=== GIVEN RECORDS ===
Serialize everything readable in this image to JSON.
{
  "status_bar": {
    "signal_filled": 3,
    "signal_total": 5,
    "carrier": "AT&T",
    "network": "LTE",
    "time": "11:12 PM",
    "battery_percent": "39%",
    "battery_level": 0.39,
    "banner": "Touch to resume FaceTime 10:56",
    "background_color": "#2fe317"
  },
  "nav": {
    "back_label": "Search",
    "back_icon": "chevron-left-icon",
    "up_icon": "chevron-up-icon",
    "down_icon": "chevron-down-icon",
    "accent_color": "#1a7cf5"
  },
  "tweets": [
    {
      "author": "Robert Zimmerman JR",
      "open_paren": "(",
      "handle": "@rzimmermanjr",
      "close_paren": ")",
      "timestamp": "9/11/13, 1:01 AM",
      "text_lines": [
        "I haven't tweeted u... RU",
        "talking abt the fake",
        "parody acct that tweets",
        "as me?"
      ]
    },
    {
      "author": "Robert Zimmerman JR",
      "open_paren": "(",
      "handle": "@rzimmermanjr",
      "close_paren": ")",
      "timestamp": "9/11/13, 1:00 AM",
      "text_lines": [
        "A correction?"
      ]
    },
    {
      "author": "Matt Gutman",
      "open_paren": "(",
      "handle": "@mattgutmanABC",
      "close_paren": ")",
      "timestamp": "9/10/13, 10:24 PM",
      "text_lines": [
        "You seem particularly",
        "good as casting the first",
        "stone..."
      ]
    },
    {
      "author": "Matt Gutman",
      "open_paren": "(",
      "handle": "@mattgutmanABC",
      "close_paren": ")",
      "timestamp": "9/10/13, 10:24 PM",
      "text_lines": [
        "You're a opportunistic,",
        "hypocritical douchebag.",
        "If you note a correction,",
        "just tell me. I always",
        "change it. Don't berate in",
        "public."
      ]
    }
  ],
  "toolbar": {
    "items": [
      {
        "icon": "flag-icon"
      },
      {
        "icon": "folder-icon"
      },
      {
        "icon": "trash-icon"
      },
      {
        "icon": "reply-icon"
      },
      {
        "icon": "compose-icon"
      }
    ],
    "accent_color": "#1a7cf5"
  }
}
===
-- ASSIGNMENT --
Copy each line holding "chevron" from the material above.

-- ANSWER TO THE EXERCISE --
    "back_icon": "chevron-left-icon",
    "up_icon": "chevron-up-icon",
    "down_icon": "chevron-down-icon",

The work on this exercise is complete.